* Web page and app entries *
┄┄┄┄┄┄┄┄┄┄
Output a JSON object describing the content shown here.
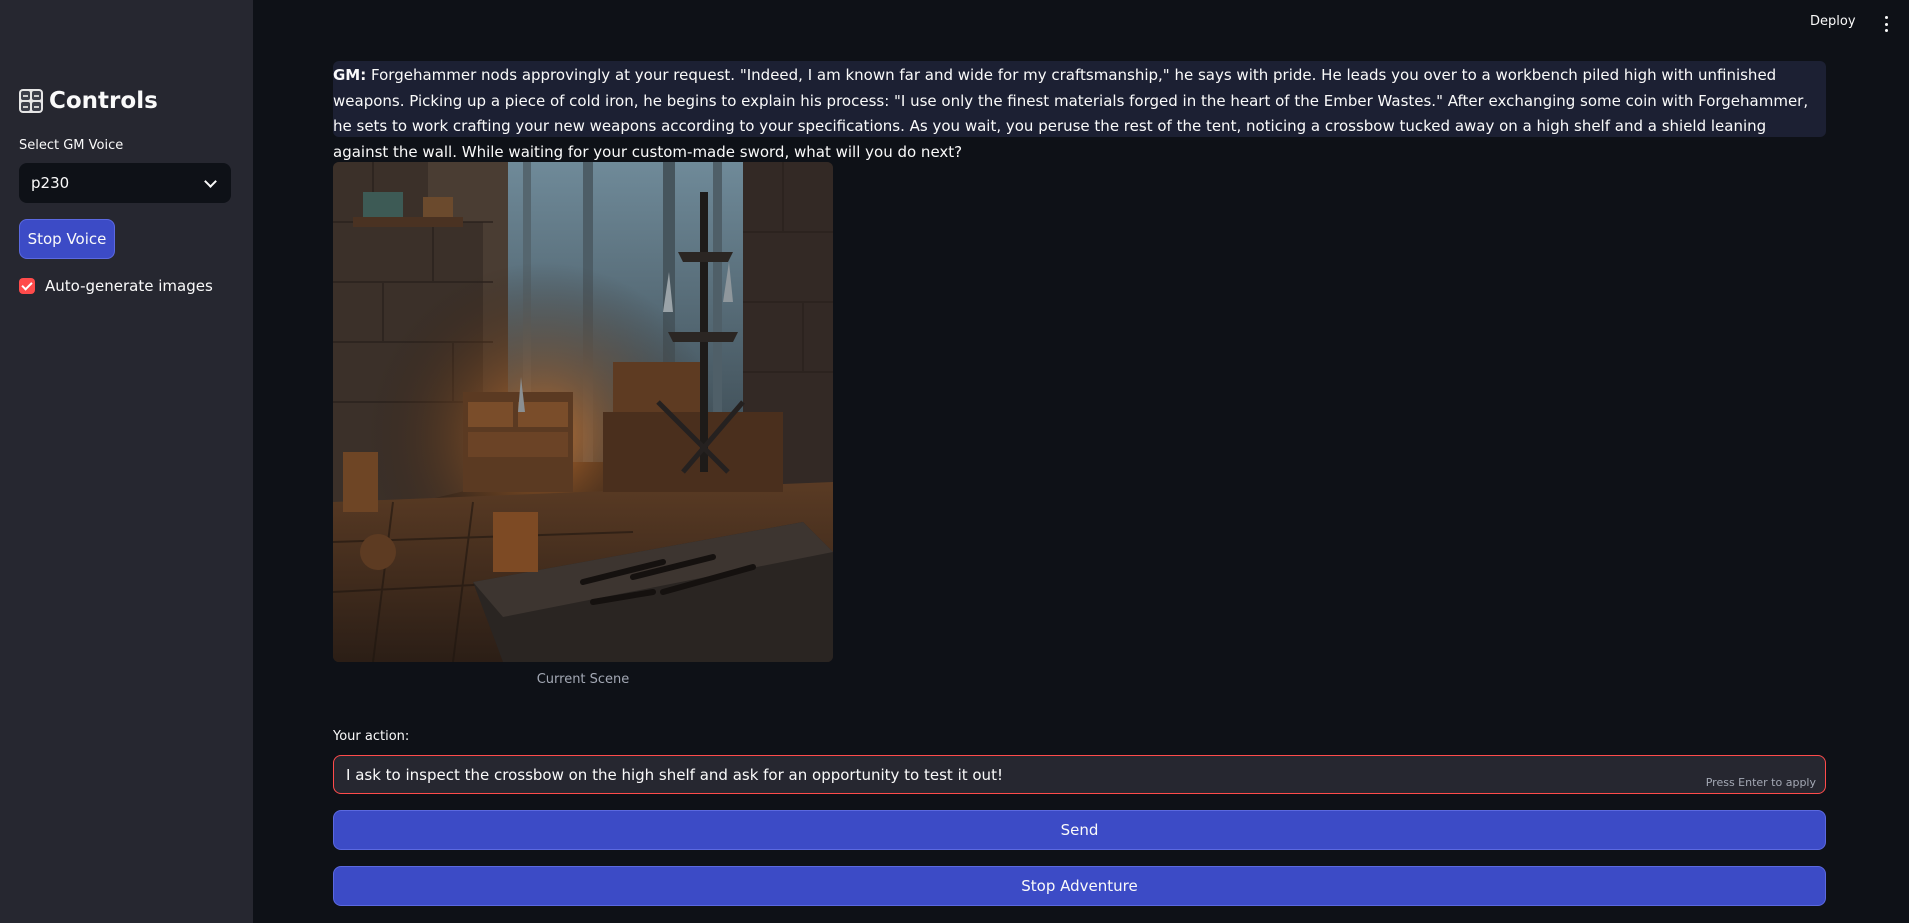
{
  "header": {
    "deploy_label": "Deploy",
    "menu_icon": "kebab-menu-icon"
  },
  "sidebar": {
    "title": "Controls",
    "title_icon": "control-knobs-icon",
    "voice_label": "Select GM Voice",
    "voice_value": "p230",
    "stop_voice_label": "Stop Voice",
    "auto_generate_label": "Auto-generate images",
    "auto_generate_checked": true
  },
  "main": {
    "gm_prefix": "GM:",
    "gm_text": " Forgehammer nods approvingly at your request. \"Indeed, I am known far and wide for my craftsmanship,\" he says with pride. He leads you over to a workbench piled high with unfinished weapons. Picking up a piece of cold iron, he begins to explain his process: \"I use only the finest materials forged in the heart of the Ember Wastes.\" After exchanging some coin with Forgehammer, he sets to work crafting your new weapons according to your specifications. As you wait, you peruse the rest of the tent, noticing a crossbow tucked away on a high shelf and a shield leaning against the wall. While waiting for your custom-made sword, what will you do next?",
    "scene_caption": "Current Scene",
    "action_label": "Your action:",
    "action_value": "I ask to inspect the crossbow on the high shelf and ask for an opportunity to test it out!",
    "action_hint": "Press Enter to apply",
    "send_label": "Send",
    "stop_adventure_label": "Stop Adventure"
  },
  "colors": {
    "background": "#0e1117",
    "sidebar": "#262730",
    "primary_button": "#3c4bc6",
    "accent_red": "#ff4b4b",
    "info_box": "#1c2033"
  }
}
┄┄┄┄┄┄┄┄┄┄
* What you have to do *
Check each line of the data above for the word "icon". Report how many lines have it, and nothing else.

* Task output *
2